This second tale could be read as an example of martyrdom − as sanctification of God’s name. The king asks the high priest a question and, although, from a political standpoint, Issachar’s answer should have supported the king’s position, the high priest expresses loyalty to the Torah’s view. His response challenges the king’s position and thus he loses both his hands.

However, the above reference to how the Temple’s external courtyard objects to Issachar’s use of the silk fabric creates an ironic context, according to which the meaning of the second tale is reversed: The political question he is asked related to the argument between the king and queen is really a question that relates to their conjugal relationship.

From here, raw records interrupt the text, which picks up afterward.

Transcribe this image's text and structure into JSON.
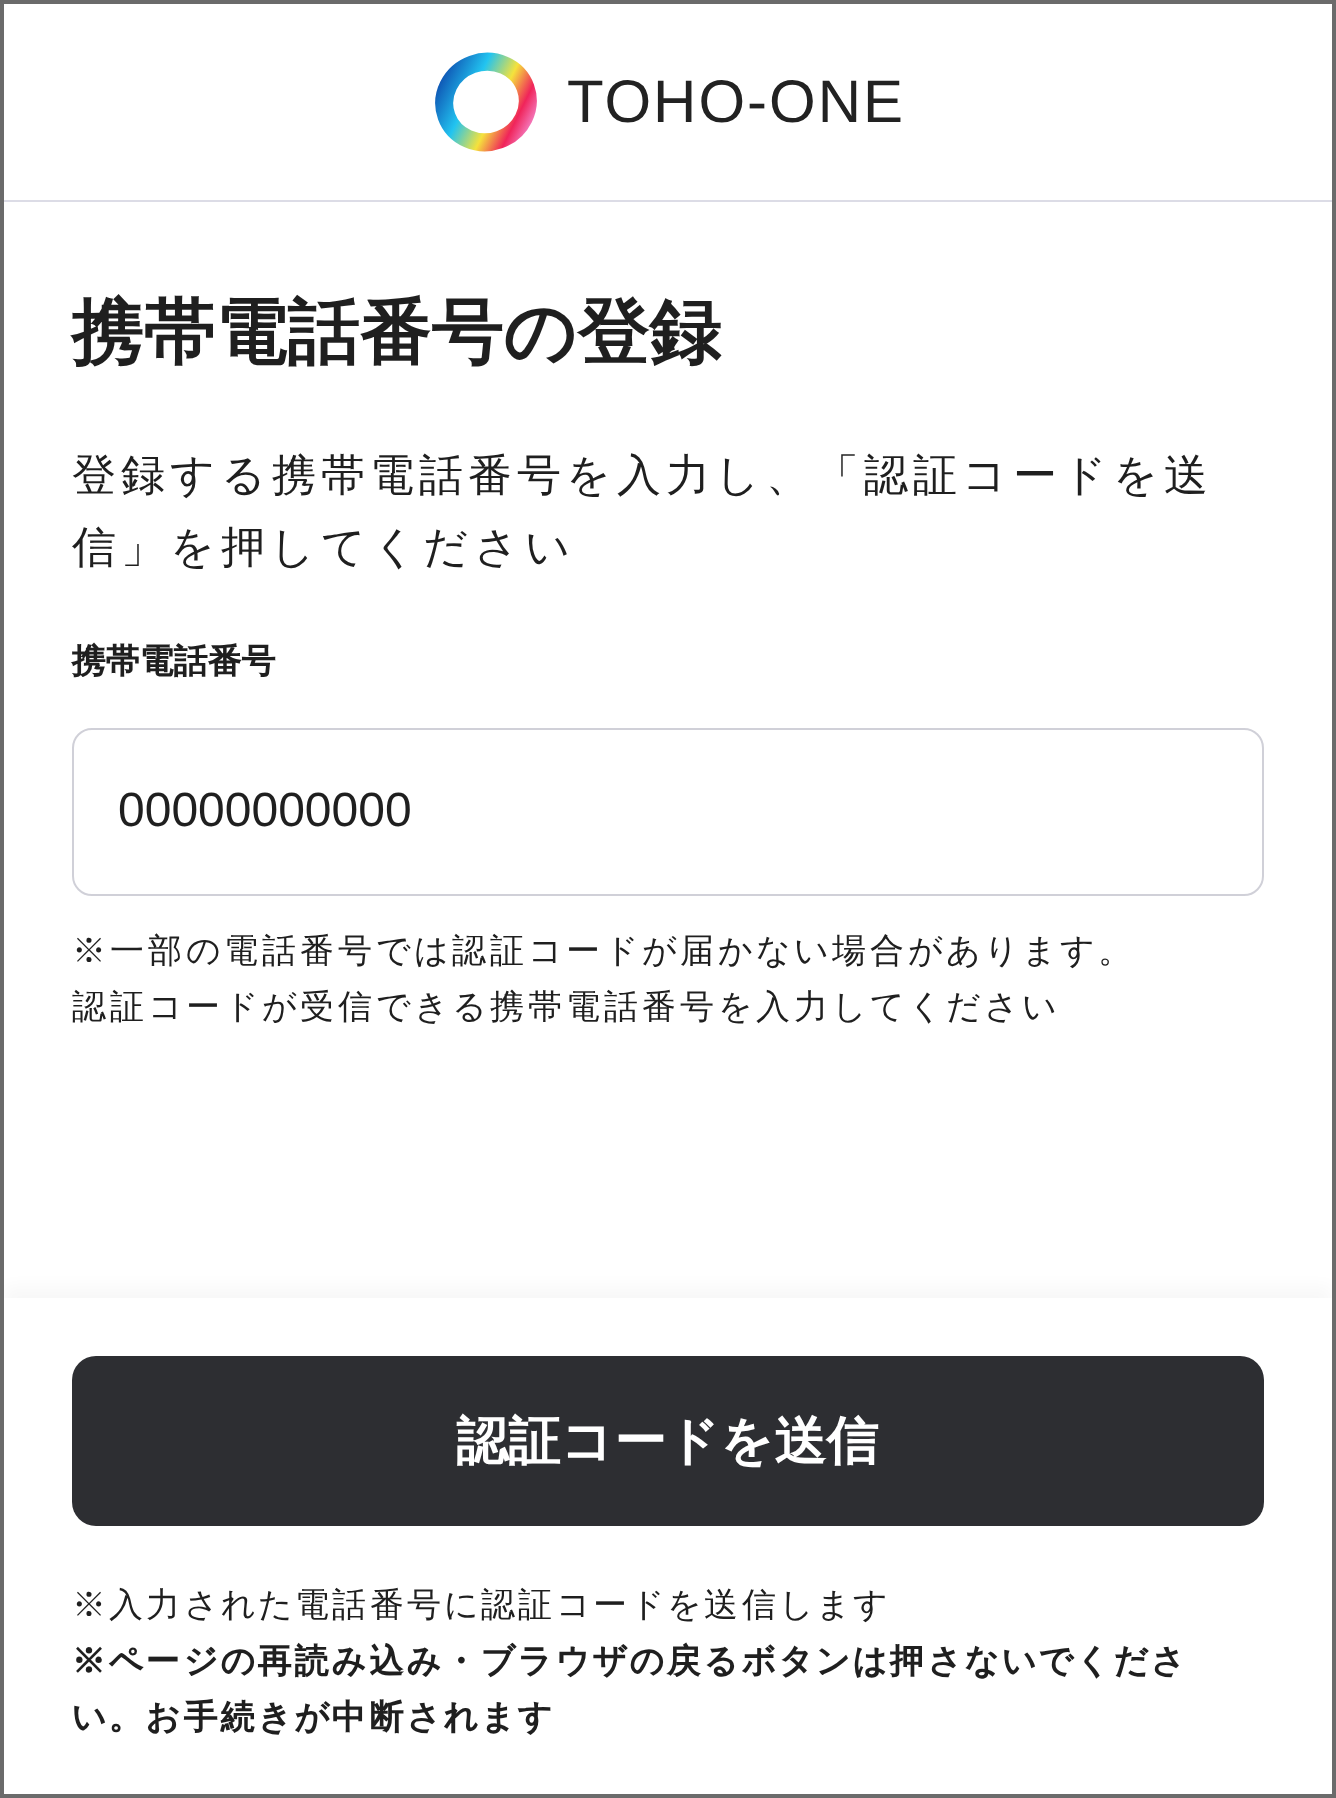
{
  "header": {
    "brand": "TOHO-ONE"
  },
  "title": "携帯電話番号の登録",
  "description": "登録する携帯電話番号を入力し、「認証コードを送信」を押してください",
  "phone_field": {
    "label": "携帯電話番号",
    "value": "00000000000"
  },
  "hints": [
    "※一部の電話番号では認証コードが届かない場合があります。",
    "認証コードが受信できる携帯電話番号を入力してください"
  ],
  "submit_button": "認証コードを送信",
  "notes": [
    {
      "text": "※入力された電話番号に認証コードを送信します",
      "bold": false
    },
    {
      "text": "※ページの再読み込み・ブラウザの戻るボタンは押さないでください。お手続きが中断されます",
      "bold": true
    }
  ]
}
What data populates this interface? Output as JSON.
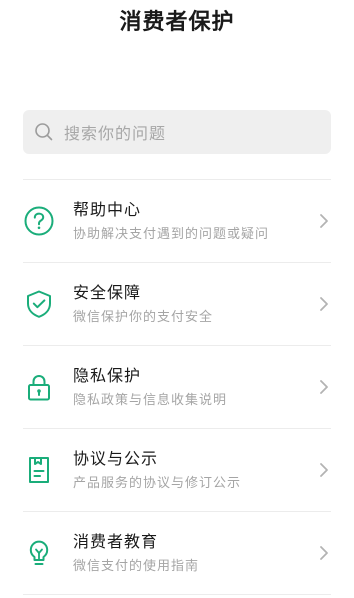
{
  "header": {
    "title": "消费者保护"
  },
  "search": {
    "placeholder": "搜索你的问题",
    "icon": "search-icon"
  },
  "colors": {
    "accent": "#1aad7a",
    "title_text": "#1a1a1a",
    "sub_text": "#a5a5a5",
    "search_bg": "#efefef",
    "divider": "#ececec"
  },
  "items": [
    {
      "title": "帮助中心",
      "subtitle": "协助解决支付遇到的问题或疑问",
      "icon": "question-circle-icon"
    },
    {
      "title": "安全保障",
      "subtitle": "微信保护你的支付安全",
      "icon": "shield-check-icon"
    },
    {
      "title": "隐私保护",
      "subtitle": "隐私政策与信息收集说明",
      "icon": "lock-icon"
    },
    {
      "title": "协议与公示",
      "subtitle": "产品服务的协议与修订公示",
      "icon": "document-icon"
    },
    {
      "title": "消费者教育",
      "subtitle": "微信支付的使用指南",
      "icon": "lightbulb-icon"
    }
  ]
}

Choosing to ignore that political question, Issachar decides to rely on his area of professional expertise − the regular daily sacrifice − as if this is his natural habitat. Indeed, the monarchs had summoned him precisely because they wanted an answer based on that professional experience. However, in falling back on a professional assessment as if this is the most natural thing to do, he is acting deceitfully, because he does not really feel at home when working in the Temple. The anecdote about the courtyard’s complaint proves that he does not identify with that work, but rather is concerned solely with his own dignity − while desecrating a holy place. Issaschar does not allow his hands to become soiled by the blood of sacrificed animals, just as he does not allow himself to be “soiled” by an attempt to solve the marital problems of the king and queen.

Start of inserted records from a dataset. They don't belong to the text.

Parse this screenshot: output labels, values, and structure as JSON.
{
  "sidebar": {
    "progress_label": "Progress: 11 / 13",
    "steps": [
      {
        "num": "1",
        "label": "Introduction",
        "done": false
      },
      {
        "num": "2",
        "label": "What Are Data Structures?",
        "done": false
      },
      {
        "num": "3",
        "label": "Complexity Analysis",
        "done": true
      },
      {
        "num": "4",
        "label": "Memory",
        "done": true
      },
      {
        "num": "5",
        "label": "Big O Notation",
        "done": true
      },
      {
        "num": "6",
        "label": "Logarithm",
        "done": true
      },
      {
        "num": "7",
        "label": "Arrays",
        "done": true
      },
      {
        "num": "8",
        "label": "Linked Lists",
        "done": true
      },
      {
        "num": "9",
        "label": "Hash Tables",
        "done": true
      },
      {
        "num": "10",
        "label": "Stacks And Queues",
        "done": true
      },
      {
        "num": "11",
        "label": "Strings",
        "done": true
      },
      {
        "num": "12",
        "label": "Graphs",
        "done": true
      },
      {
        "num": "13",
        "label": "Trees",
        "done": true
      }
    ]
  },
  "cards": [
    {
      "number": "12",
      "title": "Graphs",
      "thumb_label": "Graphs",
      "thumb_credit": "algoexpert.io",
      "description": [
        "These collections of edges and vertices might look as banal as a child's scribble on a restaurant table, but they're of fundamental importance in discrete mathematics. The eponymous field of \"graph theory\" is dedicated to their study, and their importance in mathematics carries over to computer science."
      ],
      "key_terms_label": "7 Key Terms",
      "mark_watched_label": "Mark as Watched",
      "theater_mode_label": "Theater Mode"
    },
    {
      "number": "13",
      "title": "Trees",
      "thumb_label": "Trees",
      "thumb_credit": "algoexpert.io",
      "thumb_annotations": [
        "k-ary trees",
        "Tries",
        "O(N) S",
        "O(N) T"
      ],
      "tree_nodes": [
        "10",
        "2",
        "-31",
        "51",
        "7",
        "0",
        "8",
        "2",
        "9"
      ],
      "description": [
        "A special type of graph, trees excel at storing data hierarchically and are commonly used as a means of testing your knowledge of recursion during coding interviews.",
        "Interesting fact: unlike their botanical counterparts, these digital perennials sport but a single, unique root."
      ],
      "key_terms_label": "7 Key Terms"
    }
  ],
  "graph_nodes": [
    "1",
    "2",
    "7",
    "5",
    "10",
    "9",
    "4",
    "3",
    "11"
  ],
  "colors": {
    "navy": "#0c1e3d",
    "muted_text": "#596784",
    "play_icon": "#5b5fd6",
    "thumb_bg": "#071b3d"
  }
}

In this respect, the second tale becomes an allegory for the first one. The high priest’s attitude toward the king can be seen as identical to his attitude toward the King of the Universe. Just as Issachar shows no respect for a flesh-and-blood king, he shows no respect for his Creator.

When the high priest answers the question, he does so in a frivolous manner, without pausing to consider the deeper issues lurking behind it: What is the nature of the relationship between the king and queen? What does the dispute between them say about the tensions in their marriage? What will happen if one or the other of them wins the argument? In the asking of this question, everything is important but the literal question itself.

The high priest has been asked a political question that, like all such questions, conceals profound residue from the past and broader issues. But Issachar should have supplied a more political response, incorporating other aspects of the question posed, to provide a proper answer to the king’s query.

The king is furious with the disrespectful behavior of the high priest and with the fact that the latter does not understand his political role − namely, as mediator between the king and queen. This is essentially the same complaint uttered by the Temple’s external courtyard: Issachar offers the sacrifices according to protocol, but does not display the deeper emotional commitment incumbent upon the high priest.

The grotesque image of the king and queen seated on their thrones and debating the relative worthiness of animals for sacrifices in the Temple is an allegorical image of the system of sacrifices in the Temple. Essentially, the high priest’s role is to serve as a mediator between God and the Children of Israel, and between the king and queen. In this context, the offering of sacrifices is of a purely political significance and must be carried out with an understanding of the emotional process that accompanies this act.

At first glance, the details of the laws governing the offering of sacrifices might appear to be ridiculous, and indeed that is the way they are seen by Issachar. But a complex and intimate relationship is reflected in these details: The high priest is supposed to understand that there is a special, close and profound bond between God and his nation, and he must grasp the minute details of the system of sacrifices so as to nurture that bond.

But Issachar does not understand that relationship. He betrays the trust that has been placed in him to carry out his position faithfully, as a mediator and buffer between the Jewish people and God, and between the queen and king. He thinks the question he is asked concerns which animal is preferable for sacrifice − a goat or a sheep − and does not realize that it is really about achieving a reconciliation between warring parties. The result is